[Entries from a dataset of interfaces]
#####
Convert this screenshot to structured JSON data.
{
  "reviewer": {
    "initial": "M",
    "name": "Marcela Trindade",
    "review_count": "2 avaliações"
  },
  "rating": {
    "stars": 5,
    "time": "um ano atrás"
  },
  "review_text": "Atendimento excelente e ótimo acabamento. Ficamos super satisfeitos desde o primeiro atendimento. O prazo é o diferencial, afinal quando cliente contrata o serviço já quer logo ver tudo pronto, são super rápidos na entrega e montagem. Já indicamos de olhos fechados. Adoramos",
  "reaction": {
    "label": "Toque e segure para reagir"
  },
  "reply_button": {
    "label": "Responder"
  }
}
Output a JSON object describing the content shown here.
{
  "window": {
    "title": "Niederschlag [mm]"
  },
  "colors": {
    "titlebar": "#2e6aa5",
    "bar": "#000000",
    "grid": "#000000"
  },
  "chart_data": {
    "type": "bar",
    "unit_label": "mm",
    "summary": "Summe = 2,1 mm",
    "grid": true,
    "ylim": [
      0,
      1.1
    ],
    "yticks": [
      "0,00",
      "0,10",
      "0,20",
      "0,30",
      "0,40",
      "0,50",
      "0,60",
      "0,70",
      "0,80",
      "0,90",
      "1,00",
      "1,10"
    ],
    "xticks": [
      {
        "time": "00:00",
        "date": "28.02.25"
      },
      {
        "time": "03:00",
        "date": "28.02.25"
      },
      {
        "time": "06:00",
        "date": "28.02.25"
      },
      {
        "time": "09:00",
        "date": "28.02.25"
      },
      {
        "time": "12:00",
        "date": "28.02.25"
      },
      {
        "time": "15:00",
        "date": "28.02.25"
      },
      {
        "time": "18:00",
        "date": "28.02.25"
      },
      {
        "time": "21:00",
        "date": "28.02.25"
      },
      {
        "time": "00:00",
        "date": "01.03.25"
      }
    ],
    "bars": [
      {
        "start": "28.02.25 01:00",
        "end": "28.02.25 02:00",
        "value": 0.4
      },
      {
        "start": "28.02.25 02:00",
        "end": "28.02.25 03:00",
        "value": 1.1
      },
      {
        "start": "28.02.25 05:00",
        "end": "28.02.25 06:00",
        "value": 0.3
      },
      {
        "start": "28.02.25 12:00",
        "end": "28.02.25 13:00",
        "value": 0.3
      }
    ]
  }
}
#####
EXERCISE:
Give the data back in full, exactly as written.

SOLUTION TO THIS TASK:
Convert this screenshot to structured JSON data.
{
  "reviewer": {
    "initial": "M",
    "name": "Marcela Trindade",
    "review_count": "2 avaliações"
  },
  "rating": {
    "stars": 5,
    "time": "um ano atrás"
  },
  "review_text": "Atendimento excelente e ótimo acabamento. Ficamos super satisfeitos desde o primeiro atendimento. O prazo é o diferencial, afinal quando cliente contrata o serviço já quer logo ver tudo pronto, são super rápidos na entrega e montagem. Já indicamos de olhos fechados. Adoramos",
  "reaction": {
    "label": "Toque e segure para reagir"
  },
  "reply_button": {
    "label": "Responder"
  }
}
Output a JSON object describing the content shown here.
{
  "window": {
    "title": "Niederschlag [mm]"
  },
  "colors": {
    "titlebar": "#2e6aa5",
    "bar": "#000000",
    "grid": "#000000"
  },
  "chart_data": {
    "type": "bar",
    "unit_label": "mm",
    "summary": "Summe = 2,1 mm",
    "grid": true,
    "ylim": [
      0,
      1.1
    ],
    "yticks": [
      "0,00",
      "0,10",
      "0,20",
      "0,30",
      "0,40",
      "0,50",
      "0,60",
      "0,70",
      "0,80",
      "0,90",
      "1,00",
      "1,10"
    ],
    "xticks": [
      {
        "time": "00:00",
        "date": "28.02.25"
      },
      {
        "time": "03:00",
        "date": "28.02.25"
      },
      {
        "time": "06:00",
        "date": "28.02.25"
      },
      {
        "time": "09:00",
        "date": "28.02.25"
      },
      {
        "time": "12:00",
        "date": "28.02.25"
      },
      {
        "time": "15:00",
        "date": "28.02.25"
      },
      {
        "time": "18:00",
        "date": "28.02.25"
      },
      {
        "time": "21:00",
        "date": "28.02.25"
      },
      {
        "time": "00:00",
        "date": "01.03.25"
      }
    ],
    "bars": [
      {
        "start": "28.02.25 01:00",
        "end": "28.02.25 02:00",
        "value": 0.4
      },
      {
        "start": "28.02.25 02:00",
        "end": "28.02.25 03:00",
        "value": 1.1
      },
      {
        "start": "28.02.25 05:00",
        "end": "28.02.25 06:00",
        "value": 0.3
      },
      {
        "start": "28.02.25 12:00",
        "end": "28.02.25 13:00",
        "value": 0.3
      }
    ]
  }
}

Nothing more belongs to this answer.